The full text of all accepted research articles in The BMJ is published online in full, with open access and no word limit, on thebmj.com as soon as it is ready. In the print and iPad issues of The BMJ, each research article is abridged, with the aim of making research more inviting and useful to readers.
BMJ pico is our one page abridged format for research papers in the print journal, which some authors volunteered to help us pilot. We have designed BMJ pico with evidence based medicine experts to succinctly present the key evidence from each study, to help minimise delay between online and print publication, and to enable us to publish more research in each week’s print issue of The BMJ. See frequently asked questions (FAQs) about BMJ pico.
There is no need for authors to prepare a BMJ pico to submit along with their full research article. Authors produce their own BMJ pico, using a template from us, only when the full article has been provisionally accepted.
Yes. The pico is the only version that appears in our print and iPad editions, and we want these readers to be aware of all our research.

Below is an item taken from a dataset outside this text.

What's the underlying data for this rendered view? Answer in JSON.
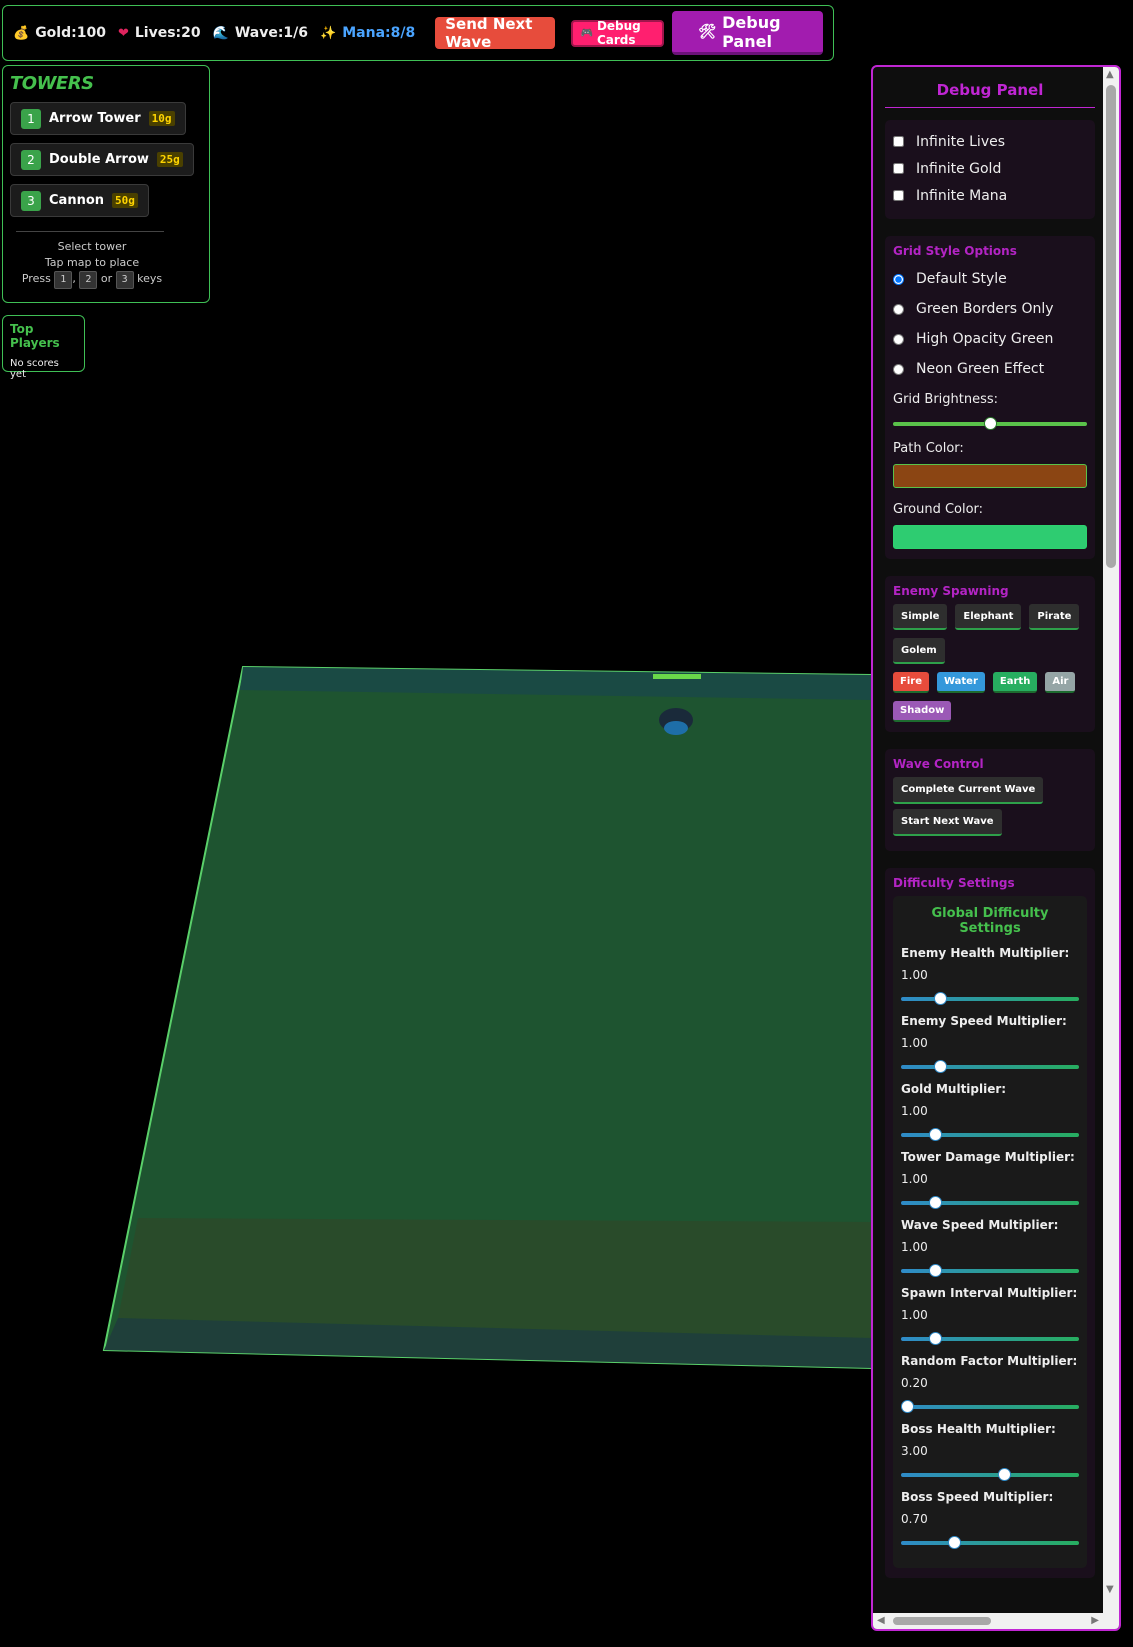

Please email the pico to email@example.com.
Each BMJ pico needs to fill a single page in the print issue of The BMJ, and we've found that a word count of 550 is about right, on average. This has to include the whole body of the text. The statement on funding and disclosures is not a footnote - it's a key part of the BMJ pico.
But page layout depends on the size of the accompanying simple table or figure (for which we allow necessary flexibility): if your table or figure is relatively small it may be fine for the text slightly to exceed the 550 word limit. If it's bigger than average, we may need to cut the text slightly. This need to consider layout may seem rather trivial for a research article, but the single page format is an important element of the BMJ pico's appeal and usefulness to readers. So please try to stick to around 550 words of text (excluding the title and authors' details).

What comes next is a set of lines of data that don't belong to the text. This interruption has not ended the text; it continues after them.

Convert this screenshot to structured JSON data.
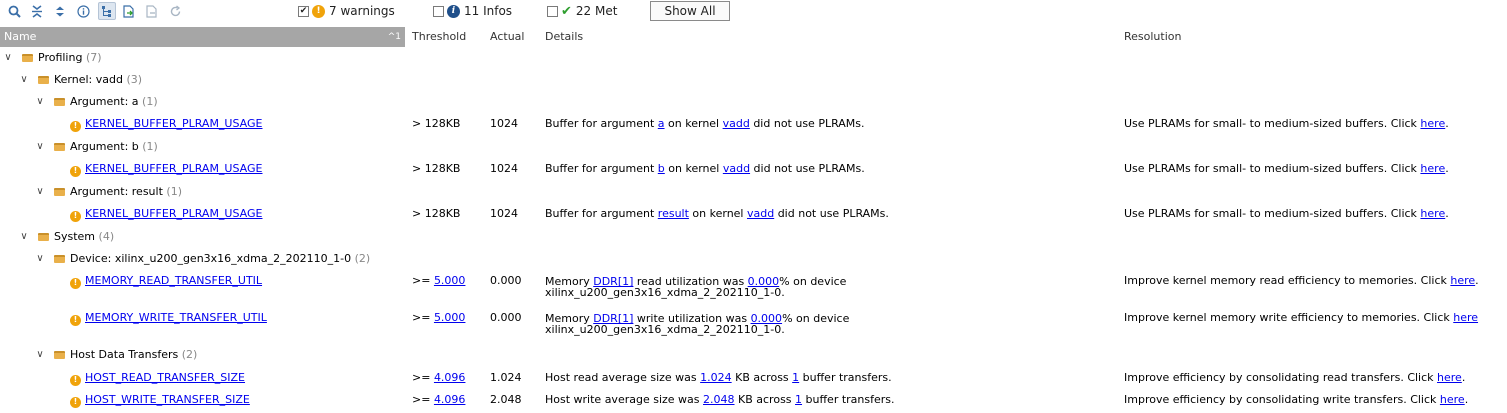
{
  "toolbar": {
    "icons": [
      "search-icon",
      "collapse-all-icon",
      "expand-all-icon",
      "info-icon",
      "tree-view-icon",
      "export-icon",
      "import-icon",
      "refresh-icon"
    ],
    "filters": {
      "warnings": {
        "label": "7 warnings",
        "checked": true
      },
      "infos": {
        "label": "11 Infos",
        "checked": false
      },
      "met": {
        "label": "22 Met",
        "checked": false
      }
    },
    "show_all": "Show All"
  },
  "columns": {
    "name": "Name",
    "sort_indicator": "^1",
    "threshold": "Threshold",
    "actual": "Actual",
    "details": "Details",
    "resolution": "Resolution"
  },
  "tree": {
    "profiling": {
      "label": "Profiling",
      "count": "(7)"
    },
    "kernel": {
      "label": "Kernel: vadd",
      "count": "(3)"
    },
    "arg_a": {
      "label": "Argument: a",
      "count": "(1)"
    },
    "arg_b": {
      "label": "Argument: b",
      "count": "(1)"
    },
    "arg_result": {
      "label": "Argument: result",
      "count": "(1)"
    },
    "system": {
      "label": "System",
      "count": "(4)"
    },
    "device": {
      "label": "Device: xilinx_u200_gen3x16_xdma_2_202110_1-0",
      "count": "(2)"
    },
    "host": {
      "label": "Host Data Transfers",
      "count": "(2)"
    }
  },
  "rules": {
    "a": {
      "name": "KERNEL_BUFFER_PLRAM_USAGE",
      "threshold": "> 128KB",
      "actual": "1024",
      "d1": "Buffer for argument ",
      "d_arg": "a",
      "d2": " on kernel ",
      "d_kernel": "vadd",
      "d3": " did not use PLRAMs.",
      "res": "Use PLRAMs for small- to medium-sized buffers. Click ",
      "res_link": "here",
      "res_end": "."
    },
    "b": {
      "name": "KERNEL_BUFFER_PLRAM_USAGE",
      "threshold": "> 128KB",
      "actual": "1024",
      "d1": "Buffer for argument ",
      "d_arg": "b",
      "d2": " on kernel ",
      "d_kernel": "vadd",
      "d3": " did not use PLRAMs.",
      "res": "Use PLRAMs for small- to medium-sized buffers. Click ",
      "res_link": "here",
      "res_end": "."
    },
    "result": {
      "name": "KERNEL_BUFFER_PLRAM_USAGE",
      "threshold": "> 128KB",
      "actual": "1024",
      "d1": "Buffer for argument ",
      "d_arg": "result",
      "d2": " on kernel ",
      "d_kernel": "vadd",
      "d3": " did not use PLRAMs.",
      "res": "Use PLRAMs for small- to medium-sized buffers. Click ",
      "res_link": "here",
      "res_end": "."
    },
    "mem_read": {
      "name": "MEMORY_READ_TRANSFER_UTIL",
      "threshold_prefix": ">= ",
      "threshold_link": "5.000",
      "actual": "0.000",
      "d1": "Memory ",
      "d_mem": "DDR[1]",
      "d2": " read utilization was ",
      "d_val": "0.000",
      "d3": "% on device",
      "d4": "xilinx_u200_gen3x16_xdma_2_202110_1-0.",
      "res": "Improve kernel memory read efficiency to memories. Click ",
      "res_link": "here",
      "res_end": "."
    },
    "mem_write": {
      "name": "MEMORY_WRITE_TRANSFER_UTIL",
      "threshold_prefix": ">= ",
      "threshold_link": "5.000",
      "actual": "0.000",
      "d1": "Memory ",
      "d_mem": "DDR[1]",
      "d2": " write utilization was ",
      "d_val": "0.000",
      "d3": "% on device",
      "d4": "xilinx_u200_gen3x16_xdma_2_202110_1-0.",
      "res": "Improve kernel memory write efficiency to memories. Click ",
      "res_link": "here",
      "res_end": ""
    },
    "host_read": {
      "name": "HOST_READ_TRANSFER_SIZE",
      "threshold_prefix": ">= ",
      "threshold_link": "4.096",
      "actual": "1.024",
      "d1": "Host read average size was ",
      "d_val": "1.024",
      "d2": " KB across ",
      "d_n": "1",
      "d3": " buffer transfers.",
      "res": "Improve efficiency by consolidating read transfers. Click ",
      "res_link": "here",
      "res_end": "."
    },
    "host_write": {
      "name": "HOST_WRITE_TRANSFER_SIZE",
      "threshold_prefix": ">= ",
      "threshold_link": "4.096",
      "actual": "2.048",
      "d1": "Host write average size was ",
      "d_val": "2.048",
      "d2": " KB across ",
      "d_n": "1",
      "d3": " buffer transfers.",
      "res": "Improve efficiency by consolidating write transfers. Click ",
      "res_link": "here",
      "res_end": "."
    }
  },
  "colors": {
    "warning": "#f0a30a",
    "info": "#1f4f8a",
    "met": "#2e9e2e",
    "link": "#0000ee",
    "header_selected": "#a6a6a6"
  }
}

Please ensure that your BMJ pico poses a concise research question that really works as a question.
For example "Do nurse-led follow-up programmes improve patient rehabilitation after discharge from intensive care?" (this was an RCT).
or "Is varenicline, a recently licensed smoking cessation product, associated with an increased risk of self harm compared with bupropion and nicotine replacement therapy?" (this was a cohort study).
Randomised controlled trial of Alexander technique lessons, exercise, and massage (ATEAM) for chronic and recurrent back pain: economic evaluation. Hollinghurst S and colleagues. doi:10.1136/bmj.a2656 BMJ pico